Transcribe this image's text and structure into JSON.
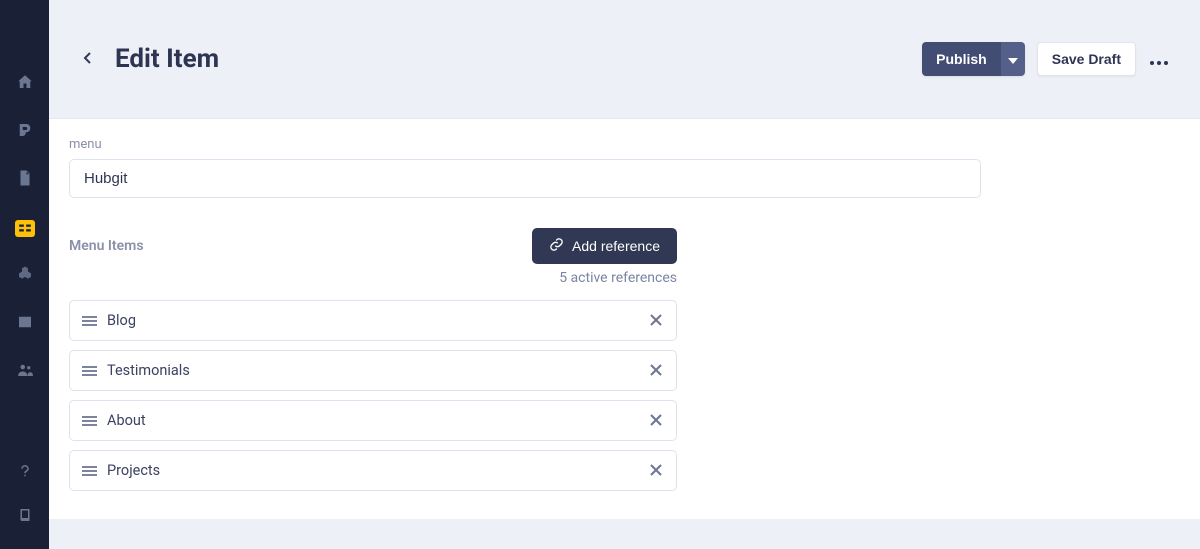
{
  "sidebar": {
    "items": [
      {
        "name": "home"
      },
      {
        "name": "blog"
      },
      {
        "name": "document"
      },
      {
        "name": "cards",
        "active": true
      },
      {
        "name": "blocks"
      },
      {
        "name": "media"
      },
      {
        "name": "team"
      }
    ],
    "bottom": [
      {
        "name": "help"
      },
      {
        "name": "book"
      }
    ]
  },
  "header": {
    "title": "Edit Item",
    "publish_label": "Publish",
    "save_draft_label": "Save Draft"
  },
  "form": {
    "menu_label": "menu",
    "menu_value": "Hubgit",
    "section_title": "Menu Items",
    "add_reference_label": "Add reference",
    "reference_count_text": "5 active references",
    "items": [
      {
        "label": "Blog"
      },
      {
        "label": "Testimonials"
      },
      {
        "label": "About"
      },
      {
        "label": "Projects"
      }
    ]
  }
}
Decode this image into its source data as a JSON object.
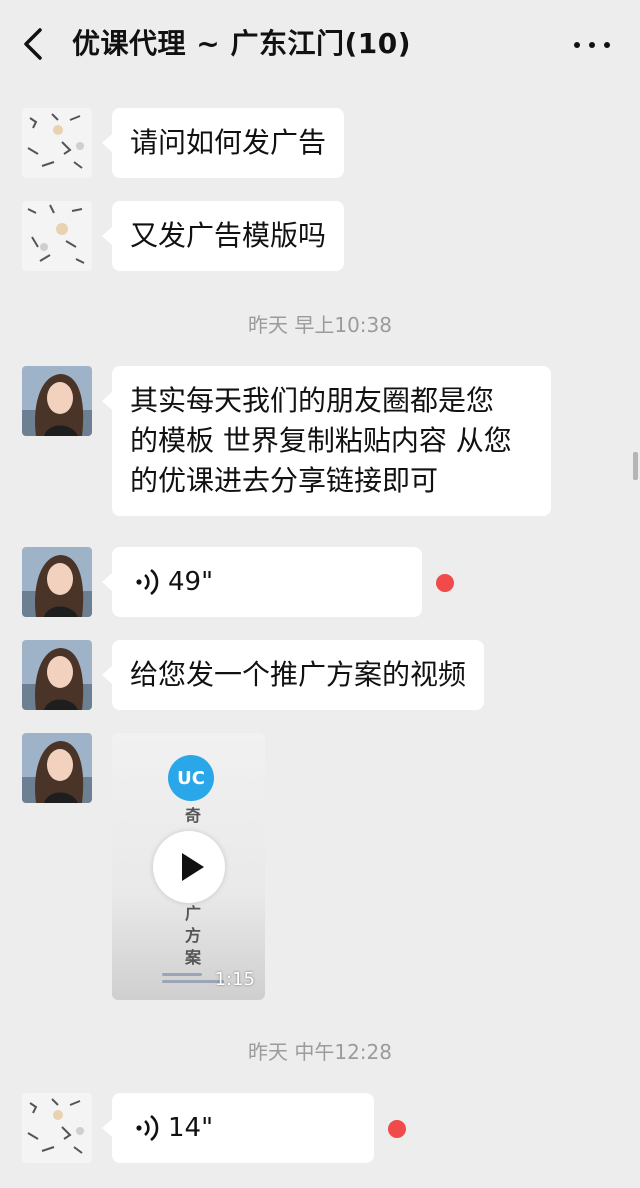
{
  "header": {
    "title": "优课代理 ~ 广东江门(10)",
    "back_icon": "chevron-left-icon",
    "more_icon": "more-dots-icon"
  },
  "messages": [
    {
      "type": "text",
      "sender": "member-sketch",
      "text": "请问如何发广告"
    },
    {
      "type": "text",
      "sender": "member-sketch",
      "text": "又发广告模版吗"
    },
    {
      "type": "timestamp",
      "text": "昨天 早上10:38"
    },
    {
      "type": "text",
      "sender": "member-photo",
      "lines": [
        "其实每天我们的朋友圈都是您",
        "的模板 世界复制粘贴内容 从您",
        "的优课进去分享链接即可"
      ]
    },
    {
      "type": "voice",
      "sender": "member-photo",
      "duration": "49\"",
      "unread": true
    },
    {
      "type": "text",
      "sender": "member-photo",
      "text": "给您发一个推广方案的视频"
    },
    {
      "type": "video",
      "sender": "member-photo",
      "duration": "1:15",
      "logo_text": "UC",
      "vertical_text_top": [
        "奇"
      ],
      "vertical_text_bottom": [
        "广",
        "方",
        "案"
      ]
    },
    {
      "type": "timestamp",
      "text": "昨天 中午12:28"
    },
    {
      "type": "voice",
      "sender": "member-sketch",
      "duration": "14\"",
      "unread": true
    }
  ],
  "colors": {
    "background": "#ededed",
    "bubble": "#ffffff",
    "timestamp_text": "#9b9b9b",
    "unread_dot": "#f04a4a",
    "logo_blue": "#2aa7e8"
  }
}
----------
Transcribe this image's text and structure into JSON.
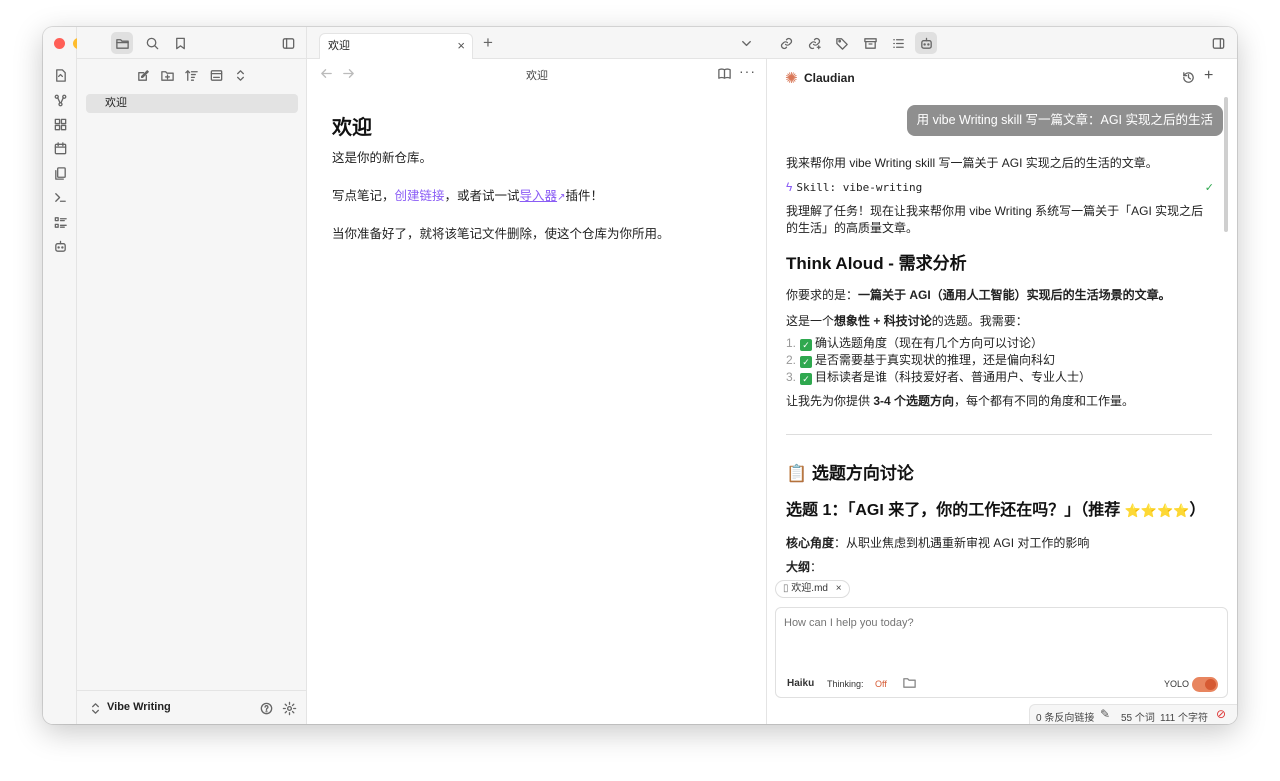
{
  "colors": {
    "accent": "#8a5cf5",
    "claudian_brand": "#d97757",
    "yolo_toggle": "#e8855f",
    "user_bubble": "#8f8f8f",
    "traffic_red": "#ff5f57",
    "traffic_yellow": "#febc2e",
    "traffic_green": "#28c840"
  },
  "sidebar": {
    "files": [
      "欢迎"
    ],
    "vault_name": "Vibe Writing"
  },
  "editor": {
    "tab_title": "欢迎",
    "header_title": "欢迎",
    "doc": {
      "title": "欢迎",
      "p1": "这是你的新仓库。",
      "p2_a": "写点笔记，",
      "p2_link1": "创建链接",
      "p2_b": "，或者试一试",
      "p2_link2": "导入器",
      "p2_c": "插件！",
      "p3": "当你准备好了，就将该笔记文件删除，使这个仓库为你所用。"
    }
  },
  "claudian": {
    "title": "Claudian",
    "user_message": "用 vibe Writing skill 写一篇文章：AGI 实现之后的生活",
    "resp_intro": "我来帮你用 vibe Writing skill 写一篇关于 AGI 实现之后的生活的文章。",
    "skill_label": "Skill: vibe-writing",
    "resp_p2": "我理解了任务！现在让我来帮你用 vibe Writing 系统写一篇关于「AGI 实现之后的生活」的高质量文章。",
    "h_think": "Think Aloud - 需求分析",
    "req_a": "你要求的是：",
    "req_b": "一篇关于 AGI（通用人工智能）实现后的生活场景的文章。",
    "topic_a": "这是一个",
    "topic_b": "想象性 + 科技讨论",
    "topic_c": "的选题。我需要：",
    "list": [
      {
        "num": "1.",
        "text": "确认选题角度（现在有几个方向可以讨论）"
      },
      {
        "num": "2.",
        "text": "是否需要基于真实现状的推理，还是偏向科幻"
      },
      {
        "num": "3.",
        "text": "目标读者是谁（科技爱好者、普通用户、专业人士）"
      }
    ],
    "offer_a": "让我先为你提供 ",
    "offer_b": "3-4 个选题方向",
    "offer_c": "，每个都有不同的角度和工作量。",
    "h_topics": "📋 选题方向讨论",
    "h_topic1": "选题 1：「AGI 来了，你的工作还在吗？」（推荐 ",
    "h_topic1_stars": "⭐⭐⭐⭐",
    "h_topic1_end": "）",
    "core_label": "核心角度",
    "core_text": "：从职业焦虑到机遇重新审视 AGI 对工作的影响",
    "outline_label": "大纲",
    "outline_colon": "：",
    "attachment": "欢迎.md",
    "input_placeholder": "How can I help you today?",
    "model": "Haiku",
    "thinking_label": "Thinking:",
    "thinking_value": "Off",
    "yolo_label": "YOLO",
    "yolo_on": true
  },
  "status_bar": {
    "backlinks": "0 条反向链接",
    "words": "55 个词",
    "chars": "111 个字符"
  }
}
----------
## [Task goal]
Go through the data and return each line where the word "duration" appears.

## [Response]
      "duration": "49\"",
      "duration": "1:15",
      "duration": "14\"",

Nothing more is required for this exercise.